• [WHAT THE TASK ASKS]:
Only the lines holding "JSON" are wanted. Copy every one from the records below.

[[ INPUT DATA open ]]

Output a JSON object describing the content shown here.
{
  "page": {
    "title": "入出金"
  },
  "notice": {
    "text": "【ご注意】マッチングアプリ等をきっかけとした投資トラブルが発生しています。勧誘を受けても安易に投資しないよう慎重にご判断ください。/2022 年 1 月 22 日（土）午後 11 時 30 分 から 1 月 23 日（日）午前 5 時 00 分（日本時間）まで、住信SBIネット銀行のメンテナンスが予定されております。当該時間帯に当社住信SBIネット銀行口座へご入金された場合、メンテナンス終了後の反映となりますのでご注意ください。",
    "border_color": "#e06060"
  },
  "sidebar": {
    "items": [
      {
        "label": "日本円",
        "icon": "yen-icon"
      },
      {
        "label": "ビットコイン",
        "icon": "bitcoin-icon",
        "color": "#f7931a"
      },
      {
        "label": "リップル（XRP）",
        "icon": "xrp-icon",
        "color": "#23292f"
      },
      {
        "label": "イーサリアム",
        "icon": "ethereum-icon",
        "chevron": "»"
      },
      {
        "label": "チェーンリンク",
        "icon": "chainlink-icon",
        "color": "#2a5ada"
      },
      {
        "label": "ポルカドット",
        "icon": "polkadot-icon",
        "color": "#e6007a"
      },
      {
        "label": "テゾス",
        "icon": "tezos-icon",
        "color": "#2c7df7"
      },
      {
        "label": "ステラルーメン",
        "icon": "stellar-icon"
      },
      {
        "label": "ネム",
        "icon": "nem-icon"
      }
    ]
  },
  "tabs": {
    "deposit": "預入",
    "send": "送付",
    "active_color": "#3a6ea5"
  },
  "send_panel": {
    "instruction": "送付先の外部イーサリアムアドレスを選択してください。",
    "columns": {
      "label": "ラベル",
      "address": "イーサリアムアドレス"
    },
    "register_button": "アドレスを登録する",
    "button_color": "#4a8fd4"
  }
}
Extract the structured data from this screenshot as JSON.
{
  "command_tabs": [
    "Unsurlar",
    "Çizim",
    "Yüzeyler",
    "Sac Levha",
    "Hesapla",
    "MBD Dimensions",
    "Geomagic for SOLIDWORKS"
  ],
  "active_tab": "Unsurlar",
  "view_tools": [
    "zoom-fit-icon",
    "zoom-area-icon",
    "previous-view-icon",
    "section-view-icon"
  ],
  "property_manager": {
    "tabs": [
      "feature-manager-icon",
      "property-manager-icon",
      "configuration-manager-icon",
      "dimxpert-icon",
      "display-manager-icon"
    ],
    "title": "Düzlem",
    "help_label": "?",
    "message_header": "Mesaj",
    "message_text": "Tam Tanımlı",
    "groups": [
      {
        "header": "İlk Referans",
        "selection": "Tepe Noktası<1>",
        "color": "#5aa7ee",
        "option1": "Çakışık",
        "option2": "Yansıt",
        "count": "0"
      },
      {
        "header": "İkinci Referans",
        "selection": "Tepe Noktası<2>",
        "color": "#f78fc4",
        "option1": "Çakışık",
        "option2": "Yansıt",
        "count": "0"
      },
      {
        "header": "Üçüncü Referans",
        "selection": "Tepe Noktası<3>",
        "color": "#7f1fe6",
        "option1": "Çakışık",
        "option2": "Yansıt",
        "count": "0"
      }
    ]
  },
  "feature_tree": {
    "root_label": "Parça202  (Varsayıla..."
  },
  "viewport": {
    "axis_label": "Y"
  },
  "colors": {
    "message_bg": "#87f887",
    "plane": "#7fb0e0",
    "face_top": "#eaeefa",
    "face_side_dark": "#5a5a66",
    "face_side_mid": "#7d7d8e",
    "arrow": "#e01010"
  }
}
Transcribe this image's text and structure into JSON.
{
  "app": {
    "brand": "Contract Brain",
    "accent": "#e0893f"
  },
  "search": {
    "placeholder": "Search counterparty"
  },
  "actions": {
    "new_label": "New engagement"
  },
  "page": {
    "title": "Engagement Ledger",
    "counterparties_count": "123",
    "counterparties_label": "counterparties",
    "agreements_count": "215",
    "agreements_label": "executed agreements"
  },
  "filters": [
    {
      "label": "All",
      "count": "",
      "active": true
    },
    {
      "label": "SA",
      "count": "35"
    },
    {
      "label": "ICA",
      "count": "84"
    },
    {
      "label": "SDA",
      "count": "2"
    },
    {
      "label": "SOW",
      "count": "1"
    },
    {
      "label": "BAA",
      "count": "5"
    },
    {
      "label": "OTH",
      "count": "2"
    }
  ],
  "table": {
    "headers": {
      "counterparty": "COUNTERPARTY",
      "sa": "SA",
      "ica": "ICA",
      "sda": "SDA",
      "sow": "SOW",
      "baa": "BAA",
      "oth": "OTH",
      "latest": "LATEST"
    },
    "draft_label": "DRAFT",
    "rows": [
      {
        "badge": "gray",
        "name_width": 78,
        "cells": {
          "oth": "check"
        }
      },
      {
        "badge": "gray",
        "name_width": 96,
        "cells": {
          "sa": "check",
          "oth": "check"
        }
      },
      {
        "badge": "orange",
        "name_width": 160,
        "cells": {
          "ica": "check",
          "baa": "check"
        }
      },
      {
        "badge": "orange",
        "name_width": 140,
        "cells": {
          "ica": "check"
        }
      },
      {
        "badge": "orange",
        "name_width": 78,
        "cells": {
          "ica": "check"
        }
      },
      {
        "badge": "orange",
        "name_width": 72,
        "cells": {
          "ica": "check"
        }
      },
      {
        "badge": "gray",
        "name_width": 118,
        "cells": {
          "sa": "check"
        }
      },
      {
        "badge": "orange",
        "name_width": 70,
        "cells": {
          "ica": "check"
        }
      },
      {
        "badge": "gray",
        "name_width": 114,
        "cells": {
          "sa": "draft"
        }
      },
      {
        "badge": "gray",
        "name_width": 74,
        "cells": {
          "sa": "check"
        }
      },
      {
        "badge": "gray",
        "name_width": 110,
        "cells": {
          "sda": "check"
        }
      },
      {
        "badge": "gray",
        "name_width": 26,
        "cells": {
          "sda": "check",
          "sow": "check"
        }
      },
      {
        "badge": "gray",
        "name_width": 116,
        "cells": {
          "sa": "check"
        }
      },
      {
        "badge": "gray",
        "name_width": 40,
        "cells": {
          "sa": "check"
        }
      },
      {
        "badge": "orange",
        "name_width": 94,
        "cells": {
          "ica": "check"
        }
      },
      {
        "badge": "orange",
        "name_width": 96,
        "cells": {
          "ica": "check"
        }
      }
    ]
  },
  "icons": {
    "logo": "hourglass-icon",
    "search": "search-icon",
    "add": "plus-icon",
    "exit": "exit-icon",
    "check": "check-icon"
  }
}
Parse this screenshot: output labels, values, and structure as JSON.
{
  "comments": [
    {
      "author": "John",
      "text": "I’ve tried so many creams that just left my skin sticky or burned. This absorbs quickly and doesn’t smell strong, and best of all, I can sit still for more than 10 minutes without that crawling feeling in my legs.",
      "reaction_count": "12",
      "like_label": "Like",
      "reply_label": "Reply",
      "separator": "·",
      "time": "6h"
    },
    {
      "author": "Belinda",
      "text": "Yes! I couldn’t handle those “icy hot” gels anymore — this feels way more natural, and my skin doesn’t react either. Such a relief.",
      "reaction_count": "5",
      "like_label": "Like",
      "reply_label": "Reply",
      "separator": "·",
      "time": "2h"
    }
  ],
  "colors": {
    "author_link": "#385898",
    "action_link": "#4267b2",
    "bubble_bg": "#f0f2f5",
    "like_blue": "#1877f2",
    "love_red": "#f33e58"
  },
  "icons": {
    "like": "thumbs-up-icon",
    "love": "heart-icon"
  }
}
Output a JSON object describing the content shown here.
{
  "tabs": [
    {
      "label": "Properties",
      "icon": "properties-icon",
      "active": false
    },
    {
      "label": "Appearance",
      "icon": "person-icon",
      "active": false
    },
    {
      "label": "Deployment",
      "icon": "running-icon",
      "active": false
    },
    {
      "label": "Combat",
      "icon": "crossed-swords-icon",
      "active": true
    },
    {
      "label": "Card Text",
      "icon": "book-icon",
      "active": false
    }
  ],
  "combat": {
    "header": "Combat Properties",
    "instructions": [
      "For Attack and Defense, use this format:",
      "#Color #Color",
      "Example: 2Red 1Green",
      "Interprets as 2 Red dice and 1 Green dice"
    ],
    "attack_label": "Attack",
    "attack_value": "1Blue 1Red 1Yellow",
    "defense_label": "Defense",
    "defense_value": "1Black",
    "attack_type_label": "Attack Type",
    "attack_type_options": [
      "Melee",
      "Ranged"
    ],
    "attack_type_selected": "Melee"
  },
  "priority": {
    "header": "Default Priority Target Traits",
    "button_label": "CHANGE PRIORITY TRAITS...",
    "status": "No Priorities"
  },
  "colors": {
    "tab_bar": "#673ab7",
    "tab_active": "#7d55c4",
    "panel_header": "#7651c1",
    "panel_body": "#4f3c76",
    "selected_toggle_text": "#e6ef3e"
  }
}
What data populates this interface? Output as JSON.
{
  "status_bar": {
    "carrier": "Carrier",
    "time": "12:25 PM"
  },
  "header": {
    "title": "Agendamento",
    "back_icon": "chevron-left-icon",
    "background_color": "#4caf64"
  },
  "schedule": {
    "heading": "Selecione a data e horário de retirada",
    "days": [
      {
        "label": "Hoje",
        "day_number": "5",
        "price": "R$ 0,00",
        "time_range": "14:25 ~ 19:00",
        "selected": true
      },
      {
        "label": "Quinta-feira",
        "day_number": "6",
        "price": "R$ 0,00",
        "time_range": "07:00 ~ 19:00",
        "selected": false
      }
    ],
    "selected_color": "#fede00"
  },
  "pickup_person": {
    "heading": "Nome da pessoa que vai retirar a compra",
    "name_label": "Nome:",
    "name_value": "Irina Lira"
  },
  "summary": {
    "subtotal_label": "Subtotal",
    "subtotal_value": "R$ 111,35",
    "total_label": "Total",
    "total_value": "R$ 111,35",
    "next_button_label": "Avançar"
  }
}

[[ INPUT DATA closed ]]

• [RESPONSE TO THIS TASK]:
Output a JSON object describing the content shown here.
Extract the structured data from this screenshot as JSON.
Transcribe this image's text and structure into JSON.
Parse this screenshot: output labels, values, and structure as JSON.
Output a JSON object describing the content shown here.
What data populates this interface? Output as JSON.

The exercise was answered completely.